Press releases issued by Honda, Yamaha, some CRT teams and Bridgestone after the first day of testing at Sepang:
With the first full day of MotoGP testing behind us, we can start to compare times between this year and last year. Conditions were broadly similar, though as the CRT bikes had done a few laps over the past couple of days, there was slightly more rubber on the track than at the end of January in 2012. But discarding the difference in conditions between the two tests, a pattern emerges from the relative improvement or decline of the various riders.
The rider who improved most between 2012 and 2013 is a bit of a surprise: Honda test rider Kousuke Akiyoshi made a huge leap of over 4 seconds between this year and last, but other than the occasional wildcard, Akiyoshi will take no part in 2013, and so not too much should be read into those times.
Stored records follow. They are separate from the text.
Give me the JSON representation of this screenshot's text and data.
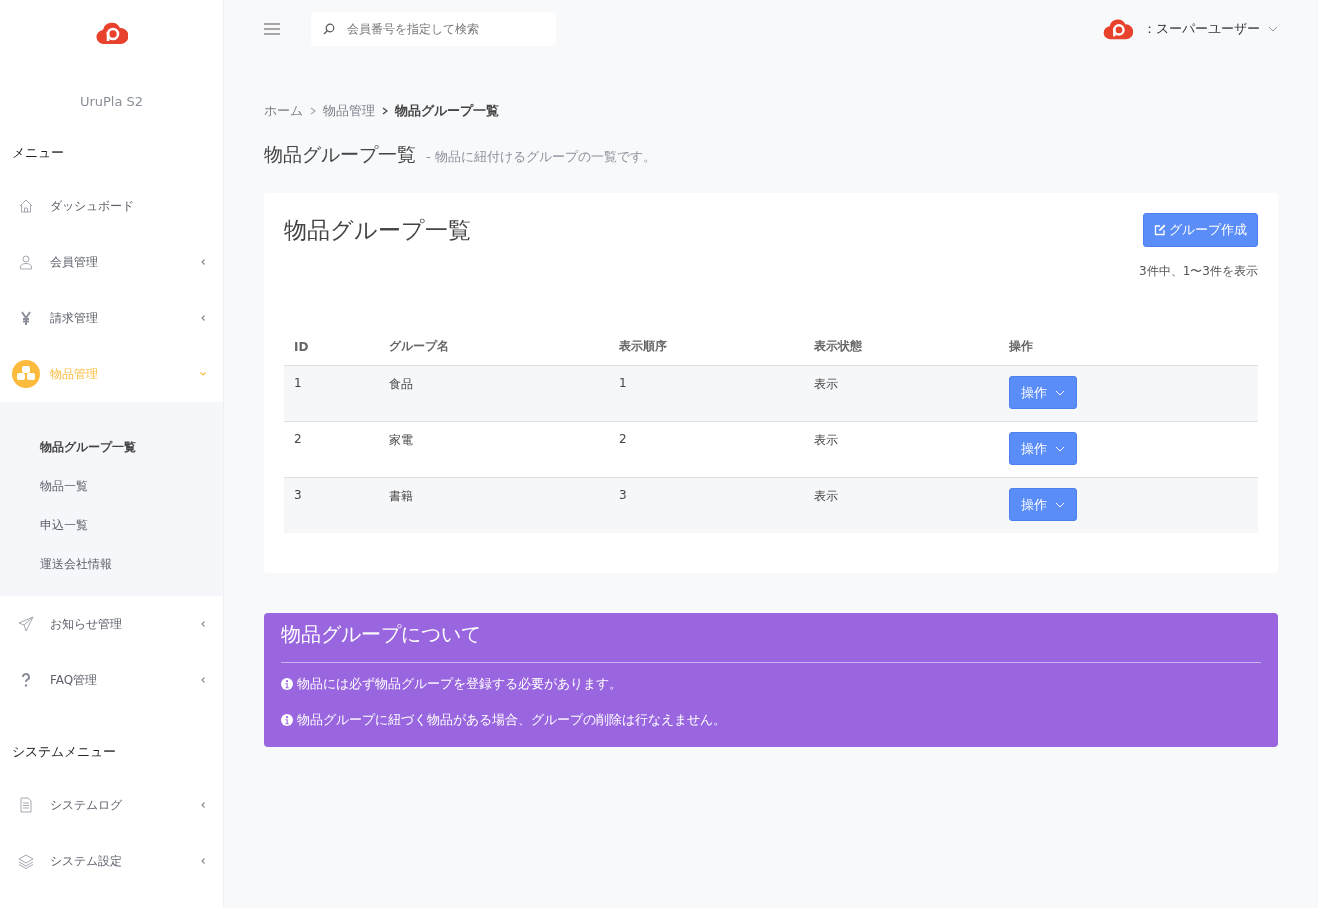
{
  "sidebar": {
    "brand": "UruPla S2",
    "sections": [
      {
        "title": "メニュー",
        "items": [
          {
            "label": "ダッシュボード",
            "kind": "link",
            "selected": false
          },
          {
            "label": "会員管理",
            "kind": "group",
            "expanded": false,
            "selected": false
          },
          {
            "label": "請求管理",
            "kind": "group",
            "expanded": false,
            "selected": false
          },
          {
            "label": "物品管理",
            "kind": "group",
            "expanded": true,
            "selected": true,
            "children": [
              {
                "label": "物品グループ一覧",
                "selected": true
              },
              {
                "label": "物品一覧",
                "selected": false
              },
              {
                "label": "申込一覧",
                "selected": false
              },
              {
                "label": "運送会社情報",
                "selected": false
              }
            ]
          },
          {
            "label": "お知らせ管理",
            "kind": "group",
            "expanded": false,
            "selected": false
          },
          {
            "label": "FAQ管理",
            "kind": "group",
            "expanded": false,
            "selected": false
          }
        ]
      },
      {
        "title": "システムメニュー",
        "items": [
          {
            "label": "システムログ",
            "kind": "group",
            "expanded": false,
            "selected": false
          },
          {
            "label": "システム設定",
            "kind": "group",
            "expanded": false,
            "selected": false
          }
        ]
      }
    ]
  },
  "header": {
    "search": {
      "placeholder": "会員番号を指定して検索"
    },
    "user": "：スーパーユーザー"
  },
  "breadcrumb": [
    "ホーム",
    "物品管理",
    "物品グループ一覧"
  ],
  "page": {
    "title": "物品グループ一覧",
    "subtitle": "- 物品に紐付けるグループの一覧です。"
  },
  "card": {
    "title": "物品グループ一覧",
    "create_button": "グループ作成",
    "count": "3件中、1〜3件を表示",
    "table": {
      "columns": [
        "ID",
        "グループ名",
        "表示順序",
        "表示状態",
        "操作"
      ],
      "rows": [
        {
          "id": "1",
          "name": "食品",
          "order": "1",
          "status": "表示",
          "action": "操作"
        },
        {
          "id": "2",
          "name": "家電",
          "order": "2",
          "status": "表示",
          "action": "操作"
        },
        {
          "id": "3",
          "name": "書籍",
          "order": "3",
          "status": "表示",
          "action": "操作"
        }
      ]
    }
  },
  "info": {
    "title": "物品グループについて",
    "notes": [
      "物品には必ず物品グループを登録する必要があります。",
      "物品グループに紐づく物品がある場合、グループの削除は行なえません。"
    ]
  }
}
Stefan Bradl made a huge leap forward: unsurprisingly, given that Sepang in January last year was the first time the German got to ride the 1000cc version of Honda's RC213V, having only tested the 800cc bike at Valencia three months' earlier. Much of the improvement comes from Bradl himself; the LCR Honda man has learned a lot in his rookie year, and will clearly be a factor in 2013. Cutting nearly 1.9 seconds off his time between 2012 and 2013 is a very positive achievement.
It's nearly time. In a few short hours, the full MotoGP field will roll out onto the track for the first time this year, and the 2013 MotoGP season will officially get underway with preseason testing.
That, at least, is the hope. For testing to truly get underway, MotoGP needs the weather to cooperate, something it has been reluctant to do for the past couple of days during the two days of extra testing laid on for the CRT teams using the new Magneti Marelli ECU. Part of Sunday and just about all of Monday were lost to rain, and the forecast for the next three days is for more rain than usual in this part of the world. Fortunately, the mornings look like being dry, so the fans will at least get to see some action on track.
And there is plenty to look forward to. The biggest topic of conversation among fans, unsurprisingly, is Valentino Rossi's return to Yamaha. The Italian got off to a false start upon leaving the Ducati garage and heading a few doors down to Yamaha, when the weather at the Spanish track made conditions tricky and comparisons difficult. Yamaha then decided to up sticks and head to Aragon, in the hope of finding some dry track time. They were disappointed.
So Sepang should be the first real test of just how competitive Rossi still is once he is back on a bike which he understands and has a front end which provides him with the feedback he relies on to go fast. Rossi has seen his career come to a standstill for the past two years at Ducati, while the men he will have to beat this year have grown in stature and experience, and are now at the peak of their careers. The Italian will have to hit the ground running if he is to catch Jorge Lorenzo and Dani Pedrosa, and it will not be easy by any stretch of the imagination.